Problem gambling

It is crucial to note that problem gambling isn’t just limited to high rollers. Problem gamblers can be affected by the same issues that affect their families. The compulsion to gamble can also lead to negative emotional and financial consequences. Luckily, tribal casinos in New Mexico have been voluntarily contributing to problem gambling awareness by joining the Responsible Gaming Association of New Mexico. While gambling may seem fun and exciting, it can be dangerous and even harmful for a person’s health.
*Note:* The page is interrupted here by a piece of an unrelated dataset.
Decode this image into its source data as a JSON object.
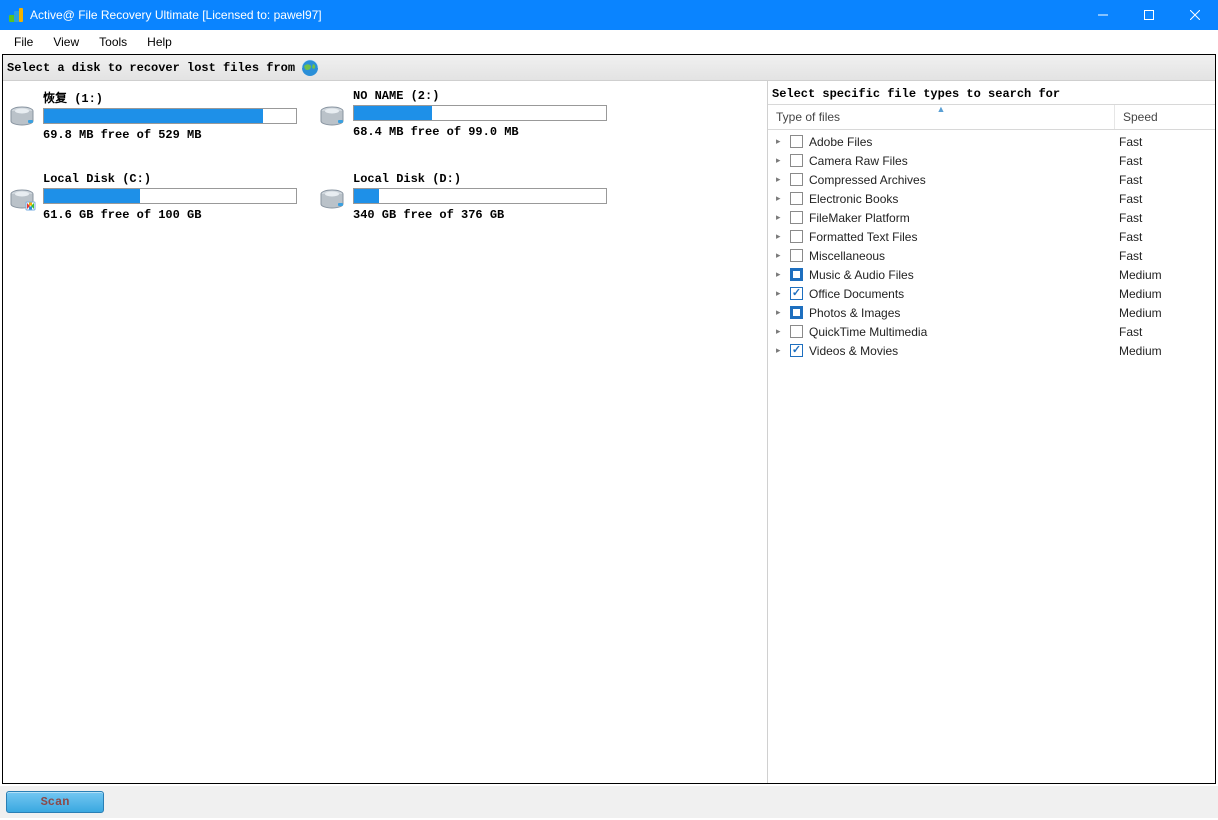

Many people suffer from problem gambling, which can cause financial, legal, and emotional problems. While problem gambling may start out mild, it can worsen over time. Formerly known as pathological gambling and compulsive gambling, it is now recognized as an impulse control disorder by the American Psychiatric Association. Unlike compulsive gambling, problem gambling is not a’silent’ disorder, and it can even be treated by professionals.


Some people will engage in gambling for the sake of it. Such behavior is dangerous. Gambling becomes an addict’s lifeline, their food and air. Without it, they cannot survive. These behaviors may even lead to violence. Here are some of the warning signs of gambling addiction. 1. Lying or manipulating others to fulfill their gambling needs. Often, the gambler will lie to hide their losses. This may result in a life ruined by gambling.
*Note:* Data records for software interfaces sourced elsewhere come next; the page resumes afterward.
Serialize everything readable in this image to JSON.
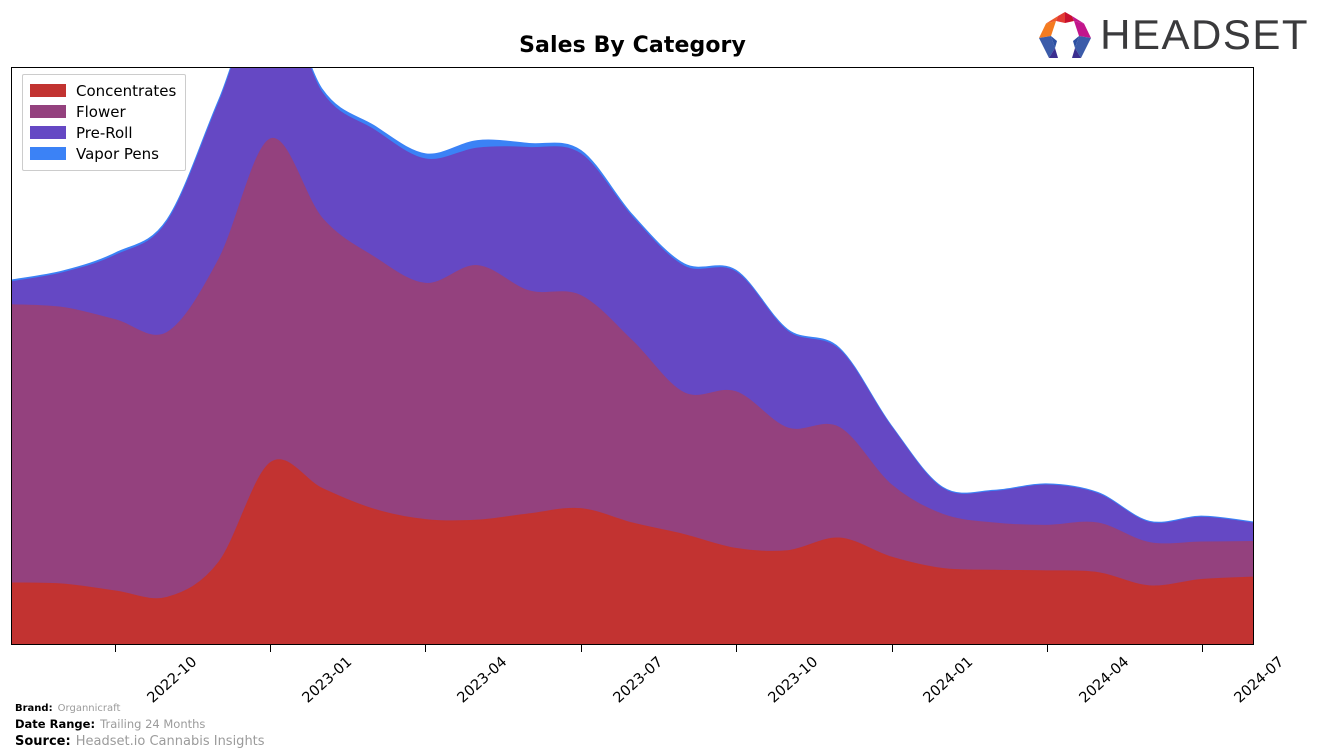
{
  "header": {
    "title": "Sales By Category",
    "logo_text": "HEADSET",
    "logo_colors": {
      "orange": "#F47B20",
      "red": "#E23B33",
      "crimson": "#C8102E",
      "magenta": "#C2168C",
      "blue": "#2B4FA2",
      "indigo": "#3B2E8F",
      "wordmark": "#3A3A3C"
    }
  },
  "legend": {
    "position": "upper-left",
    "items": [
      {
        "label": "Concentrates",
        "color": "#C23331"
      },
      {
        "label": "Flower",
        "color": "#94417E"
      },
      {
        "label": "Pre-Roll",
        "color": "#6548C4"
      },
      {
        "label": "Vapor Pens",
        "color": "#3B82F6"
      }
    ]
  },
  "chart_data": {
    "type": "area",
    "stacked": true,
    "title": "Sales By Category",
    "xlabel": "",
    "ylabel": "",
    "grid": false,
    "legend_position": "upper-left",
    "x": [
      "2022-08",
      "2022-09",
      "2022-10",
      "2022-11",
      "2022-12",
      "2023-01",
      "2023-02",
      "2023-03",
      "2023-04",
      "2023-05",
      "2023-06",
      "2023-07",
      "2023-08",
      "2023-09",
      "2023-10",
      "2023-11",
      "2023-12",
      "2024-01",
      "2024-02",
      "2024-03",
      "2024-04",
      "2024-05",
      "2024-06",
      "2024-07",
      "2024-08"
    ],
    "xtick_labels": [
      "2022-10",
      "2023-01",
      "2023-04",
      "2023-07",
      "2023-10",
      "2024-01",
      "2024-04",
      "2024-07"
    ],
    "xtick_positions": [
      2,
      5,
      8,
      11,
      14,
      17,
      20,
      23
    ],
    "ylim": [
      0,
      100
    ],
    "yaxis_visible": false,
    "series": [
      {
        "name": "Concentrates",
        "color": "#C23331",
        "values": [
          10.6,
          10.4,
          9.2,
          8.1,
          14.2,
          31.5,
          27.0,
          23.4,
          21.6,
          21.5,
          22.6,
          23.5,
          21.0,
          19.0,
          16.6,
          16.2,
          18.4,
          15.1,
          13.1,
          12.8,
          12.7,
          12.4,
          10.1,
          11.2,
          11.6
        ]
      },
      {
        "name": "Flower",
        "color": "#94417E",
        "values": [
          48.3,
          48.0,
          47.1,
          46.0,
          52.6,
          56.2,
          46.9,
          43.8,
          41.0,
          44.2,
          38.7,
          37.0,
          31.6,
          24.6,
          27.2,
          21.3,
          19.2,
          12.6,
          9.4,
          8.2,
          7.9,
          8.6,
          7.5,
          6.5,
          6.2
        ]
      },
      {
        "name": "Pre-Roll",
        "color": "#6548C4",
        "values": [
          4.0,
          6.1,
          11.2,
          19.2,
          27.2,
          27.3,
          21.8,
          22.1,
          21.6,
          20.4,
          24.9,
          24.6,
          21.5,
          22.0,
          20.8,
          16.8,
          13.5,
          10.1,
          4.5,
          5.5,
          7.0,
          5.1,
          3.5,
          4.3,
          3.2
        ]
      },
      {
        "name": "Vapor Pens",
        "color": "#3B82F6",
        "values": [
          0.3,
          0.3,
          0.4,
          0.4,
          0.5,
          0.5,
          0.6,
          0.7,
          0.9,
          1.3,
          0.7,
          0.6,
          0.4,
          0.4,
          0.3,
          0.3,
          0.3,
          0.2,
          0.2,
          0.2,
          0.2,
          0.2,
          0.2,
          0.2,
          0.2
        ]
      }
    ]
  },
  "footnotes": {
    "brand_key": "Brand:",
    "brand_value": "Organnicraft",
    "range_key": "Date Range:",
    "range_value": "Trailing 24 Months",
    "source_key": "Source:",
    "source_value": "Headset.io Cannabis Insights"
  }
}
Excessive gambling leads to a variety of emotional effects, including suicidal thoughts or attempts. Gamblers often conceal their addiction from family and friends and experience heightened moods. In addition, if the person does not take steps to treat these symptoms, their gambling habits may worsen. Mood swings and sleep deprivation are other signs of a gambling addiction. They can lead to acne and dark circles under the eyes.
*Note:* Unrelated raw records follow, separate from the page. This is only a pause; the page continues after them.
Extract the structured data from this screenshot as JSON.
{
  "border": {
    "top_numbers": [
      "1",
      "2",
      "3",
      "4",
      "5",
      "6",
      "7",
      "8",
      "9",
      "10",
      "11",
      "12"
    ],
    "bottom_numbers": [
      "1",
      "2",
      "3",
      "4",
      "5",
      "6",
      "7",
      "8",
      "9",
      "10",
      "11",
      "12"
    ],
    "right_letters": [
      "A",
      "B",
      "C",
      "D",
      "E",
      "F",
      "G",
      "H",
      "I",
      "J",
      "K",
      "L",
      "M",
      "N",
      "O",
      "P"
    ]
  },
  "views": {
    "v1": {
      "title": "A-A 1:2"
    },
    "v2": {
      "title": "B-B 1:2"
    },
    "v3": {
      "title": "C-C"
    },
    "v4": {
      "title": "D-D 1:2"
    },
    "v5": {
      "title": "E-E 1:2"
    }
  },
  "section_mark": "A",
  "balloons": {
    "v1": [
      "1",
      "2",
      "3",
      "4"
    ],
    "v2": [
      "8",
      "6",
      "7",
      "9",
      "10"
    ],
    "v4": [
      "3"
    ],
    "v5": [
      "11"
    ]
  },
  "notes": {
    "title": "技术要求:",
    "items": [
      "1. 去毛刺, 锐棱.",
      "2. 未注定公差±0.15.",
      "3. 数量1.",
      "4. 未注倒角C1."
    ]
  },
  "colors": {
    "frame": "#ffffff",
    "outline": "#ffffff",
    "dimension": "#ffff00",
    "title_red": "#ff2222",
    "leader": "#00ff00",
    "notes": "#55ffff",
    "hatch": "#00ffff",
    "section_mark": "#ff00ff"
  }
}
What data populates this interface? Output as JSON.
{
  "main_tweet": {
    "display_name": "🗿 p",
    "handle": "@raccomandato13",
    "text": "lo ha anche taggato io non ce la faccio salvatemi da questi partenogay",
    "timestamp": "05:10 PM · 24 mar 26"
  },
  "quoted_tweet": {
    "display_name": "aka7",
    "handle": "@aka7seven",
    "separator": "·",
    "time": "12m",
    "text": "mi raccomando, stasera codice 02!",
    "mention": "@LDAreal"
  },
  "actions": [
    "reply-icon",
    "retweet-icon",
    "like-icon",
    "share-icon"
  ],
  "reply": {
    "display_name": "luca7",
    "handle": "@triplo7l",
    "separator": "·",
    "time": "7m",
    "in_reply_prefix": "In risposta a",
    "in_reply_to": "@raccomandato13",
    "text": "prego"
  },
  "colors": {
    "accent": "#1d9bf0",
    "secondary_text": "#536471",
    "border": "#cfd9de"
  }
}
There are many common Gambling symptoms. Some are more obvious than others. People with problem gambling tend to withdraw from loved ones, either out of guilt or a desire to keep the problem hidden. Others will become physically distant and socially isolated. If any of these symptoms sound familiar to you, it’s time to seek professional help. Listed below are a few of the most common Gambling symptoms. These are also common signs of other mental health problems.

Identifying and treating the underlying problem is the first step in treating your gambling disorder. A majority of people realize they have a gambling disorder when they are at their lowest point. Despite treatment, many people return to the behavior and are likely to relapse if they spend time around other gamblers or are around environments where they can gamble. To get help with your Gambling symptoms, speak to a licensed therapist or addiction specialist today.


There are numerous options for pharmacological treatment for gambling addiction. Unfortunately, the Food and Drug Administration has not approved a specific medication to treat the disorder. However, some drugs are showing promise in randomized clinical trials. These drugs include escitalopram, lithium, nalmefene, valproate, and naltrexone. The trials are designed to treat four people at a time.

Cognitive behavioural therapy is a popular form of gambling addiction therapy. It involves identifying destructive beliefs and changing these beliefs to prevent relapse. This method is often highly effective for treating gambling addiction. The treatment will focus on changing a person’s thoughts about gambling, helping them learn to avoid it, and improving social skills. While cognitive behavioral therapy is not a miracle cure for the disorder, it can provide a solid foundation for future recovery.